If these rankings are realized on the field, the NL East would feature five of the top 10 teams in the league. That doesn’t seem farfetched considering the rest of this list. The NL East is by far the best division in the NL - and possibly overall.
11. Milwaukee Brewers
It’s tough to be stuck in the middle, whether it’s MLB, the NFL or the NBA. The Brewers are a treadmill team. They grabbed the final seed in the NL playoffs last season at 29-31, which earned them the pleasure of getting swept by the Dodgers. Christian Yelich had a down season, but you’d think he’ll rebound. Josh Hader – another perpetual trade candidate – is stellar, as is fellow reliever and reigning rookie of the year Devin Williams. Corbin Burnes might’ve had the most underrated season by a starter in 2020. There is some real individual talent here, but the team’s prospects of making a run seem low.
12. San Francisco Giants
The Giants came one game from making the expanded postseason. They haven’t quite returned to relevance, but it feels like their hibernation is nearing its end. After winning three World Series titles in the 2010s, the Giants have now posted four consecutive losing campaigns. But with money coming off the books after this season, and management that will surely see an opportunity to accelerate the rebuild, the Giants could be back in a big way soon. In 2021, however, they don’t project as a serious threat.
13. Arizona Diamondbacks
The Diamondbacks went from popular sleeper pick to forgotten in the past year. The Madison Bumgarner signing was a disappointment in his first season, but he could turn it around. Arizona has tried to balance winning in the present and rebuilding – an unpopular path in today’s sports landscape – and it’s had mixed results. Before last season, the Diamondbacks posted three consecutive winning campaigns. They could rebound in 2021, but their ceiling is third place in their division.
14. Colorado Rockies
The Rockies shipped Arenado to St. Louis, and while they refuse to use the term “rebuild” for their current situation, it’s apparent the team won’t be competitive. The immediate question here revolves around shortstop Trevor Story: Will the Rockies re-sign him, or could he become a massive trade chip? Their plans, even after moving Arenado, aren’t clear. Denver sports discourse should center on whether Drew Lock can become a franchise quarterback for the Broncos and the Nuggets’ championship hopes -- because the Rockies aren’t going to be a fascinating conversation.
15. Pittsburgh Pirates

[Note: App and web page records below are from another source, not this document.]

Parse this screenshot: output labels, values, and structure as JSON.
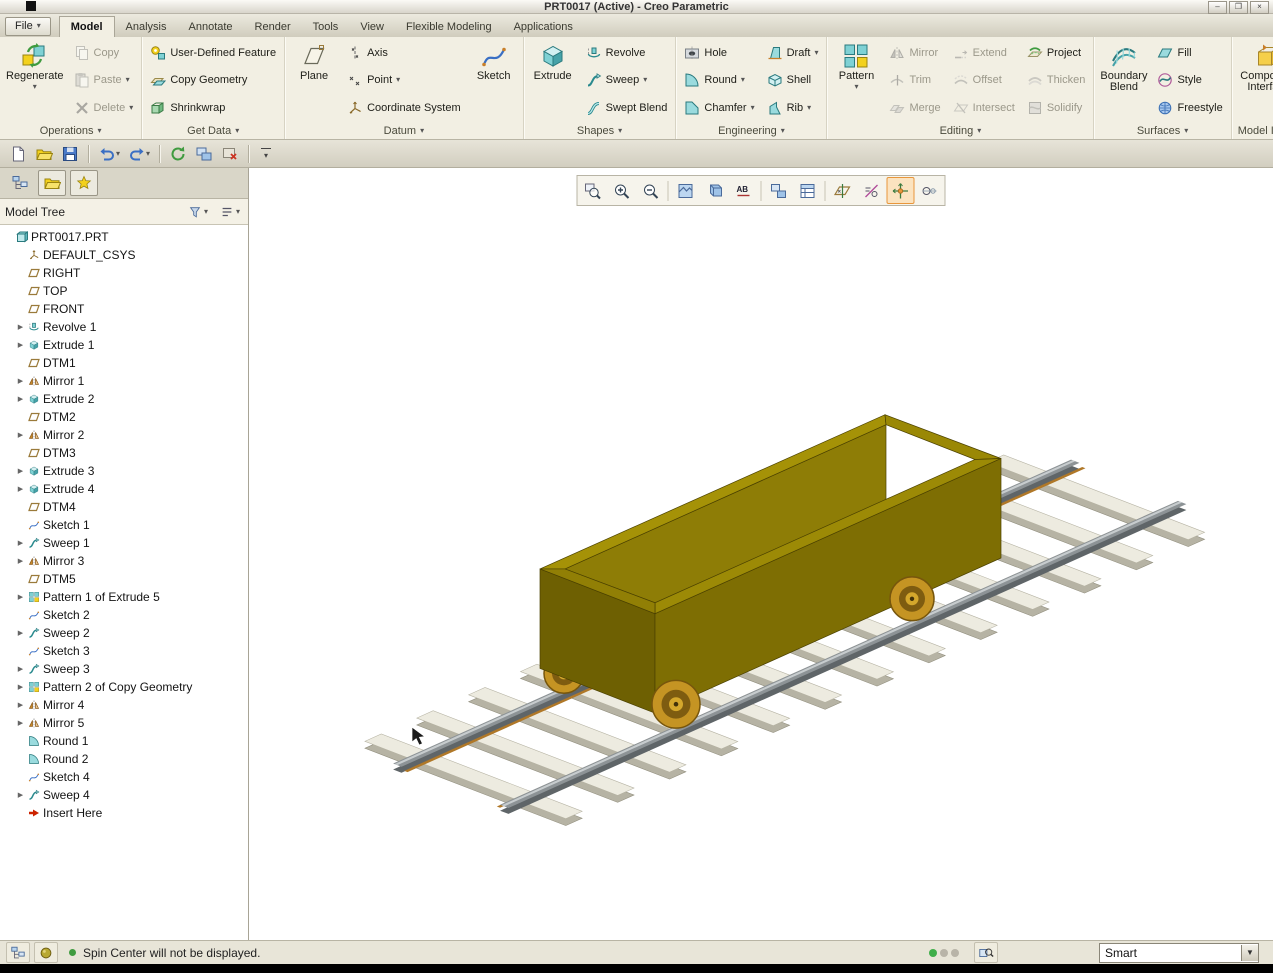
{
  "window": {
    "title": "PRT0017 (Active) - Creo Parametric",
    "controls": [
      {
        "name": "minimize",
        "glyph": "–"
      },
      {
        "name": "restore",
        "glyph": "❐"
      },
      {
        "name": "close",
        "glyph": "×"
      }
    ]
  },
  "tabs": {
    "file": "File",
    "items": [
      {
        "label": "Model",
        "active": true
      },
      {
        "label": "Analysis"
      },
      {
        "label": "Annotate"
      },
      {
        "label": "Render"
      },
      {
        "label": "Tools"
      },
      {
        "label": "View"
      },
      {
        "label": "Flexible Modeling"
      },
      {
        "label": "Applications"
      }
    ]
  },
  "ribbon": {
    "groups": [
      {
        "label": "Operations",
        "items": [
          {
            "type": "large",
            "label": "Regenerate",
            "icon": "regenerate",
            "dropdown": true
          },
          {
            "type": "column",
            "buttons": [
              {
                "label": "Copy",
                "icon": "copy",
                "disabled": true
              },
              {
                "label": "Paste",
                "icon": "paste",
                "dropdown": true,
                "disabled": true
              },
              {
                "label": "Delete",
                "icon": "delete",
                "dropdown": true,
                "disabled": true
              }
            ]
          }
        ]
      },
      {
        "label": "Get Data",
        "items": [
          {
            "type": "column",
            "buttons": [
              {
                "label": "User-Defined Feature",
                "icon": "udf"
              },
              {
                "label": "Copy Geometry",
                "icon": "copy-geometry"
              },
              {
                "label": "Shrinkwrap",
                "icon": "shrinkwrap"
              }
            ]
          }
        ]
      },
      {
        "label": "Datum",
        "items": [
          {
            "type": "large",
            "label": "Plane",
            "icon": "plane"
          },
          {
            "type": "column",
            "buttons": [
              {
                "label": "Axis",
                "icon": "axis"
              },
              {
                "label": "Point",
                "icon": "point",
                "dropdown": true
              },
              {
                "label": "Coordinate System",
                "icon": "csys"
              }
            ]
          },
          {
            "type": "large",
            "label": "Sketch",
            "icon": "sketch"
          }
        ]
      },
      {
        "label": "Shapes",
        "items": [
          {
            "type": "large",
            "label": "Extrude",
            "icon": "extrude"
          },
          {
            "type": "column",
            "buttons": [
              {
                "label": "Revolve",
                "icon": "revolve"
              },
              {
                "label": "Sweep",
                "icon": "sweep",
                "dropdown": true
              },
              {
                "label": "Swept Blend",
                "icon": "swept-blend"
              }
            ]
          }
        ]
      },
      {
        "label": "Engineering",
        "items": [
          {
            "type": "column",
            "buttons": [
              {
                "label": "Hole",
                "icon": "hole"
              },
              {
                "label": "Round",
                "icon": "round",
                "dropdown": true
              },
              {
                "label": "Chamfer",
                "icon": "chamfer",
                "dropdown": true
              }
            ]
          },
          {
            "type": "column",
            "buttons": [
              {
                "label": "Draft",
                "icon": "draft",
                "dropdown": true
              },
              {
                "label": "Shell",
                "icon": "shell"
              },
              {
                "label": "Rib",
                "icon": "rib",
                "dropdown": true
              }
            ]
          }
        ]
      },
      {
        "label": "Editing",
        "items": [
          {
            "type": "large",
            "label": "Pattern",
            "icon": "pattern",
            "dropdown": true
          },
          {
            "type": "column",
            "buttons": [
              {
                "label": "Mirror",
                "icon": "mirror",
                "disabled": true
              },
              {
                "label": "Trim",
                "icon": "trim",
                "disabled": true
              },
              {
                "label": "Merge",
                "icon": "merge",
                "disabled": true
              }
            ]
          },
          {
            "type": "column",
            "buttons": [
              {
                "label": "Extend",
                "icon": "extend",
                "disabled": true
              },
              {
                "label": "Offset",
                "icon": "offset",
                "disabled": true
              },
              {
                "label": "Intersect",
                "icon": "intersect",
                "disabled": true
              }
            ]
          },
          {
            "type": "column",
            "buttons": [
              {
                "label": "Project",
                "icon": "project"
              },
              {
                "label": "Thicken",
                "icon": "thicken",
                "disabled": true
              },
              {
                "label": "Solidify",
                "icon": "solidify",
                "disabled": true
              }
            ]
          }
        ]
      },
      {
        "label": "Surfaces",
        "items": [
          {
            "type": "large",
            "label": "Boundary Blend",
            "icon": "boundary-blend"
          },
          {
            "type": "column",
            "buttons": [
              {
                "label": "Fill",
                "icon": "fill"
              },
              {
                "label": "Style",
                "icon": "style"
              },
              {
                "label": "Freestyle",
                "icon": "freestyle"
              }
            ]
          }
        ]
      },
      {
        "label": "Model Intent",
        "items": [
          {
            "type": "large",
            "label": "Component Interface",
            "icon": "component-interface"
          }
        ]
      }
    ]
  },
  "quick_toolbar": {
    "buttons": [
      {
        "name": "new-file",
        "icon": "new"
      },
      {
        "name": "open-file",
        "icon": "open"
      },
      {
        "name": "save",
        "icon": "save"
      },
      {
        "name": "undo",
        "icon": "undo",
        "dropdown": true
      },
      {
        "name": "redo",
        "icon": "redo",
        "dropdown": true
      },
      {
        "name": "regenerate",
        "icon": "regen-small"
      },
      {
        "name": "windows",
        "icon": "windows"
      },
      {
        "name": "close-window",
        "icon": "close-window"
      }
    ],
    "sep_after": [
      2,
      4,
      7
    ]
  },
  "graphics_toolbar": {
    "buttons": [
      {
        "name": "refit"
      },
      {
        "name": "zoom-in"
      },
      {
        "name": "zoom-out"
      },
      {
        "name": "repaint"
      },
      {
        "name": "display-style"
      },
      {
        "name": "annotation-display"
      },
      {
        "name": "saved-orientations"
      },
      {
        "name": "view-manager"
      },
      {
        "name": "datum-display"
      },
      {
        "name": "annotation-filters"
      },
      {
        "name": "spin-center",
        "pressed": true
      },
      {
        "name": "perspective"
      }
    ],
    "sep_after": [
      2,
      5,
      7
    ]
  },
  "tree_panel": {
    "toolbar": [
      {
        "name": "show-model-tree",
        "icon": "tree-view",
        "boxed": false
      },
      {
        "name": "show-folder-browser",
        "icon": "open",
        "boxed": true
      },
      {
        "name": "show-favorites",
        "icon": "favorites",
        "boxed": true
      }
    ],
    "header": {
      "title": "Model Tree",
      "buttons": [
        {
          "name": "tree-filters",
          "icon": "filter"
        },
        {
          "name": "tree-columns",
          "icon": "list"
        }
      ]
    },
    "items": [
      {
        "label": "PRT0017.PRT",
        "icon": "part",
        "root": true
      },
      {
        "label": "DEFAULT_CSYS",
        "icon": "csys"
      },
      {
        "label": "RIGHT",
        "icon": "datum-plane"
      },
      {
        "label": "TOP",
        "icon": "datum-plane"
      },
      {
        "label": "FRONT",
        "icon": "datum-plane"
      },
      {
        "label": "Revolve 1",
        "icon": "revolve",
        "expandable": true
      },
      {
        "label": "Extrude 1",
        "icon": "extrude",
        "expandable": true
      },
      {
        "label": "DTM1",
        "icon": "datum-plane"
      },
      {
        "label": "Mirror 1",
        "icon": "mirror",
        "expandable": true
      },
      {
        "label": "Extrude 2",
        "icon": "extrude",
        "expandable": true
      },
      {
        "label": "DTM2",
        "icon": "datum-plane"
      },
      {
        "label": "Mirror 2",
        "icon": "mirror",
        "expandable": true
      },
      {
        "label": "DTM3",
        "icon": "datum-plane"
      },
      {
        "label": "Extrude 3",
        "icon": "extrude",
        "expandable": true
      },
      {
        "label": "Extrude 4",
        "icon": "extrude",
        "expandable": true
      },
      {
        "label": "DTM4",
        "icon": "datum-plane"
      },
      {
        "label": "Sketch 1",
        "icon": "sketch"
      },
      {
        "label": "Sweep 1",
        "icon": "sweep",
        "expandable": true
      },
      {
        "label": "Mirror 3",
        "icon": "mirror",
        "expandable": true
      },
      {
        "label": "DTM5",
        "icon": "datum-plane"
      },
      {
        "label": "Pattern 1 of Extrude 5",
        "icon": "pattern",
        "expandable": true
      },
      {
        "label": "Sketch 2",
        "icon": "sketch"
      },
      {
        "label": "Sweep 2",
        "icon": "sweep",
        "expandable": true
      },
      {
        "label": "Sketch 3",
        "icon": "sketch"
      },
      {
        "label": "Sweep 3",
        "icon": "sweep",
        "expandable": true
      },
      {
        "label": "Pattern 2 of Copy Geometry",
        "icon": "pattern",
        "expandable": true
      },
      {
        "label": "Mirror 4",
        "icon": "mirror",
        "expandable": true
      },
      {
        "label": "Mirror 5",
        "icon": "mirror",
        "expandable": true
      },
      {
        "label": "Round 1",
        "icon": "round"
      },
      {
        "label": "Round 2",
        "icon": "round"
      },
      {
        "label": "Sketch 4",
        "icon": "sketch"
      },
      {
        "label": "Sweep 4",
        "icon": "sweep",
        "expandable": true
      },
      {
        "label": "Insert Here",
        "icon": "insert"
      }
    ]
  },
  "viewport": {
    "model_shown": "mine cart on railway track",
    "colors": {
      "background": "#ffffff",
      "cart_body": "#7e6e03",
      "cart_end": "#6e6002",
      "cart_rim": "#a59207",
      "cart_inner_wall": "#8e7d06",
      "cart_inner_end": "#554a02",
      "cart_floor": "#6a5d02",
      "wheel_gold": "#c59423",
      "rail": "#8d9396",
      "rail_highlight": "#c7ccce",
      "tie_top": "#edebe0",
      "tie_side": "#b6b3a4",
      "track_base": "#b07828"
    }
  },
  "status_bar": {
    "left_buttons": [
      {
        "name": "model-tree-toggle",
        "icon": "tree-view"
      },
      {
        "name": "browser-toggle",
        "icon": "notification"
      }
    ],
    "bullet_color": "#3f9b3f",
    "message": "Spin Center will not be displayed.",
    "lights": [
      "#3fae49",
      "#b8b4a8",
      "#b8b4a8"
    ],
    "find_button": {
      "name": "find-in-model",
      "icon": "find"
    },
    "selection_filter": {
      "label": "Smart"
    }
  }
}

Not much to say here. The Pirates had the worst record during the shortened 2020 season and are undergoing a complete teardown. On paper, this probably is the worst roster in the majors. The Pirates won’t be a factor for a while, but at least they’ve committed to an extensive rebuild. A local note: They’re commonly linked with Vanderbilt pitcher Kumar Rocker, a North Oconee High School product, because the Pirates hold the No. 1 pick in June’s draft.